[Page and application data records]
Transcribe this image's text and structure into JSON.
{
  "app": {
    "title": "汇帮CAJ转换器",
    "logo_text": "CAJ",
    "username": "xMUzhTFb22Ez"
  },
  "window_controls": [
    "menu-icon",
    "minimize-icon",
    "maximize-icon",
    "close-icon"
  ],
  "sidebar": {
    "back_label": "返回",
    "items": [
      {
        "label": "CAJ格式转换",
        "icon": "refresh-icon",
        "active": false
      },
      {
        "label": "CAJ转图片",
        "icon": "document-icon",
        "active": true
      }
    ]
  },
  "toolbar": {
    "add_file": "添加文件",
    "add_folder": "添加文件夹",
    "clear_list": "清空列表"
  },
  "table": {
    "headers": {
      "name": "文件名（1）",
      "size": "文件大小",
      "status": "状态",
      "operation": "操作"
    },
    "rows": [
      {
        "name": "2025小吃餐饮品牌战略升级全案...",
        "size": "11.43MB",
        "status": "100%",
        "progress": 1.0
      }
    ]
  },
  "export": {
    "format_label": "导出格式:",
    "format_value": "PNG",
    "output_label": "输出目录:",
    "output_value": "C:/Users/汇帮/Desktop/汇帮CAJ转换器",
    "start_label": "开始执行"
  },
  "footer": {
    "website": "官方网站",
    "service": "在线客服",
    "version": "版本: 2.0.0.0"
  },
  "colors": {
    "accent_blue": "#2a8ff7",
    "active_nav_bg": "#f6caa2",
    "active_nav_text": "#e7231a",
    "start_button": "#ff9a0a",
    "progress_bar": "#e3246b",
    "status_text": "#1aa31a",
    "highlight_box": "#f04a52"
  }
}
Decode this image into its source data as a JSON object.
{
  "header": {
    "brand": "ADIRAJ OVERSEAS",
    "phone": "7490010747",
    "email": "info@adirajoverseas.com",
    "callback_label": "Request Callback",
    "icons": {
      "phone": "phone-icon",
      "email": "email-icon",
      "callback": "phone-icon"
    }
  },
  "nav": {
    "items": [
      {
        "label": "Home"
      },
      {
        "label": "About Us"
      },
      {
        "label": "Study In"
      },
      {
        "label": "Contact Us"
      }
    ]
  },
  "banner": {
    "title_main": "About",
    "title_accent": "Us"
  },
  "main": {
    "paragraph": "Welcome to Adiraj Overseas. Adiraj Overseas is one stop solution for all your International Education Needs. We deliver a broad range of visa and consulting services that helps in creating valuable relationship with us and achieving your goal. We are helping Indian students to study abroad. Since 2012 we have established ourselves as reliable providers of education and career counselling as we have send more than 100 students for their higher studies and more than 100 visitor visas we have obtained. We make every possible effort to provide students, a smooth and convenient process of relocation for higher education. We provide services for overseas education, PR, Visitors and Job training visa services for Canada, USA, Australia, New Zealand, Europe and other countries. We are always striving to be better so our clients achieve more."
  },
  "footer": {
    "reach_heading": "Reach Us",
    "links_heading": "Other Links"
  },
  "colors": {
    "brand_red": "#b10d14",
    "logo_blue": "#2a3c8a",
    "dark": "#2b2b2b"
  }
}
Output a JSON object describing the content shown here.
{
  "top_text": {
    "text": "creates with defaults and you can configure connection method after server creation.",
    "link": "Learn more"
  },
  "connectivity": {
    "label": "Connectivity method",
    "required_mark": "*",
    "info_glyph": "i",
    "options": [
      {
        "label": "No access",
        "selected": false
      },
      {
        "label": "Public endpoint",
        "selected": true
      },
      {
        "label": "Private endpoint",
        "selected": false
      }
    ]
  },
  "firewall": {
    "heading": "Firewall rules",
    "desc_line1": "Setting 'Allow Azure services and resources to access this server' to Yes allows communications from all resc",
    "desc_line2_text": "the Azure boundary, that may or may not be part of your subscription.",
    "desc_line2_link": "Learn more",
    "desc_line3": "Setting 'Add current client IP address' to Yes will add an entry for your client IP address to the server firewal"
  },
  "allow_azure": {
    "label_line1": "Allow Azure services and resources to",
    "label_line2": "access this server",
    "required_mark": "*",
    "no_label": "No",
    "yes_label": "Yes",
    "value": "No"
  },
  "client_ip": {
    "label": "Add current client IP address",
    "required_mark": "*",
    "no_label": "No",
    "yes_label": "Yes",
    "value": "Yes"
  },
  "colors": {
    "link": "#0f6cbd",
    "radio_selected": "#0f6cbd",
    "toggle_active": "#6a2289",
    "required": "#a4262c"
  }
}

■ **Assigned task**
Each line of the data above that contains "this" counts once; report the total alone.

■ **Result of the exercise**
4